You are encouraged to give if someone needs. I felt good for helping out the cleaning crew
since I did very little cleaning myself.
Where do I head next? Well ... I haven't been in cel-phone range for many days.
I think its time to update the web page, but I need to drive to some major city
so that I can get a digital signal.
I drive until I get an analog signal on my cel-phone and call Sprint PCS customer support to find out
what the closest city with a digital signal is, but they're on vacation because its labor day.
I decide to drive toward San Francisco. As soon as I get a digital signal, I'll find a hotel
and settle in.
As I'm leaving Burning Man, I have a close-call. I decide to try to pass the two cars in front of me,
but as I'm about to pass the first car, it decides to pass the car in front of him and nearly runs me off
the road! I've had about one close-call per day ... even on the days I'm not driving. The day they
burned the man, someone lit off fire-crackers. One of those could have exploded in my eye, ear or mouth.
Nobody was hurt, but people do get hurt and even killed at the Burning Man. it's a dangerous event.
They encourage you to drink 1 gallon of water per day. Pee Clear! They emphasize.
Dehydration is the most common problem because people drink a lot of alcohol and not enough fluids.
It's now 12:30 pm and I'm on I-80 heading West and I've just left Nevada and entered California.
1/3 of the vehicles around me seem to be coming from Burning Man. How do I know this?
It's rather obvious. The cars are dusty, the people are dusty and dirty. There are bikes
strapped onto the back or roof. the remains of their camp are strapped to their roof.
Many of the cars have been turned into works of art or have the Burning Man logo painted on it somewhere.
Nobody believes in turn signals out here! I've done well at controlling my road rage.
I'm just letting people drive the way they drive and its OK with me.
Traffic keeps slowing for no particular reason. Suddenly everybody will slow down, then
speed up and I can't see any good reason for it.
There was an accident on the other side of the barrier and yet traffic slowed anyway
from rubber necking!
People were hitting their brakes to see the accident.
Let it go ... it's human nature ... can't be helped ... breathe.
Finally my cel-phone is getting a digital signal and there's a Days Inn. I take the next exit.
I'm in Rocklin, CA. It feels good to bathe after three days of being dusty and sweaty.
Coincidence - I passed thru a town in California called Yreka.

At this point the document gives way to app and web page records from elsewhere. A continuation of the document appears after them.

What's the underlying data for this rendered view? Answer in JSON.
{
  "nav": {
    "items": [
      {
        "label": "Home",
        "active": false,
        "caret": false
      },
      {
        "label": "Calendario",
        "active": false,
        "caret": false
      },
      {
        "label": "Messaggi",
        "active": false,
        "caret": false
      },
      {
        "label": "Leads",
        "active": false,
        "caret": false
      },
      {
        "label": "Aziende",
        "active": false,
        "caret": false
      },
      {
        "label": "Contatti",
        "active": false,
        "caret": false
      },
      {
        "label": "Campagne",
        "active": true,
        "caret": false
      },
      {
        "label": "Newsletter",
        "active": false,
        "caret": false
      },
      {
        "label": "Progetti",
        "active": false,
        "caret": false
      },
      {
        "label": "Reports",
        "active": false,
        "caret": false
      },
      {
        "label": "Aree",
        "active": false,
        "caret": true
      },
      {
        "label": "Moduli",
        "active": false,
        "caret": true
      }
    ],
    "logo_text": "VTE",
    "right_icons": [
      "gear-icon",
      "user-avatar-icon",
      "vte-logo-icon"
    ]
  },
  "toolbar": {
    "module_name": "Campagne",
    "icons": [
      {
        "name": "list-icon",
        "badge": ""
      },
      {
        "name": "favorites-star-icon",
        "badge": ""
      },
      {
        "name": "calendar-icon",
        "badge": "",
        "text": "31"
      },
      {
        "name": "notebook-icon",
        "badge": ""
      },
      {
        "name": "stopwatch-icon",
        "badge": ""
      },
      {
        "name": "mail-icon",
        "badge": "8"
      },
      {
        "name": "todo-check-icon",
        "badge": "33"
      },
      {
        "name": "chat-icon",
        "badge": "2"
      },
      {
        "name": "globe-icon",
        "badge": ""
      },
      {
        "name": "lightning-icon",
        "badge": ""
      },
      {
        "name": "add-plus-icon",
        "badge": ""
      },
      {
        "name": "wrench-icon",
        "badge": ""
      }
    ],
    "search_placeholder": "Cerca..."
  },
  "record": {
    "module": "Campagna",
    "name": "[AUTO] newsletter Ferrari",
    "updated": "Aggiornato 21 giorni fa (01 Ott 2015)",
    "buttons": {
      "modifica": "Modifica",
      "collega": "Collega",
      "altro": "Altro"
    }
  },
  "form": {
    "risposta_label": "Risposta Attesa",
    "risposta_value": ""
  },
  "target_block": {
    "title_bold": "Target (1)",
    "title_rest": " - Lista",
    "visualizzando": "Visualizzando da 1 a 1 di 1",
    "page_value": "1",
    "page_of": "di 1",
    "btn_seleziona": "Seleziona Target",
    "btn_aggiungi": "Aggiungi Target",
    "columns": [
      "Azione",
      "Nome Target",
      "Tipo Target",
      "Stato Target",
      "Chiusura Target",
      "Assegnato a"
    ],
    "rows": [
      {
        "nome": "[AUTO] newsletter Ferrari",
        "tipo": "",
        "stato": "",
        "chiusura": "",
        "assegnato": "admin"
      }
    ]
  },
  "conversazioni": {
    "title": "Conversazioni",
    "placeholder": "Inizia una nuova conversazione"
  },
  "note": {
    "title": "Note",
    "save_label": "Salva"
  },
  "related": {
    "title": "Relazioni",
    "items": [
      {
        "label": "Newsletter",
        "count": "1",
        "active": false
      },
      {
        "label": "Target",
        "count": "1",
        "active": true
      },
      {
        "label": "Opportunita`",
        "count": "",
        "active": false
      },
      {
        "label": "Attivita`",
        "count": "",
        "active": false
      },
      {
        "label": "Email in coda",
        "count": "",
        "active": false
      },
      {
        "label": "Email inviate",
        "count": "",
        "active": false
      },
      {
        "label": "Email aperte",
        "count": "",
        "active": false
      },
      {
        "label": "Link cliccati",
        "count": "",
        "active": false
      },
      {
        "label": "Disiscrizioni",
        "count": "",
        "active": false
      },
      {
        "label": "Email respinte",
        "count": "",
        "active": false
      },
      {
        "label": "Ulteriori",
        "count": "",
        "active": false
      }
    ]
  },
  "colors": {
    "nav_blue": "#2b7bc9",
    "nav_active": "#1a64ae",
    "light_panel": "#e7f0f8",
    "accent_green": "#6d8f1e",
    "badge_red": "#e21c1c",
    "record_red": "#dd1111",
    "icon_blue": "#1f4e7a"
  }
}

In Rocklin, there is a street called Eureka St. No biggie, but as I'm writing this to my web page in my hotel room,
a TV ad for the Eureka Hoover vacuum cleaner comes on. Ooooh. Again, I attach no significance to this,
but I include it here because I think it's interesting and I know some of you reading this will
attach significance to it. If you're on of those people, then
tell me what it means.
I'm starting to reflect upon my short experience at Burning Man and here are my thoughts:
- It's a place where you can see art, make art and be art
- It's a place where you feel like there are no rules, where anything goes
- It's a surreal place where chaos, absurdity and randomness are welcomed
- You're part of a loving community that makes you feel welcomed to join their tribe
- It's what Woodstock wishes it could be
- There are a lot of beating drums and fire and that seems to speak to your primitive self
- You are in a foreign place, taken out of your natural environment
You are out of context. It allows you be someone else
Some people find the Burning Man festival a life-changing event.
I can see why. If you attend for the full 10 days and get involved and let it absorb you,
you can lose then find yourself. For me, I really only attended
1.5 days of the Burning Man and I didn't come prepared to get involved, nor did I try.
I was merely an observer this time around, but next year I plan to do it right.
I spoke to some people who got there a week early. They let the peacefulness of the dessert
take them over before the insanity of the festival took over. I hear that a lot of people remain
after the festival is over. For the next week, I hear, there are plenty of post-Burning Man parties
to join. People get so caught up in it, they just don't want to leave.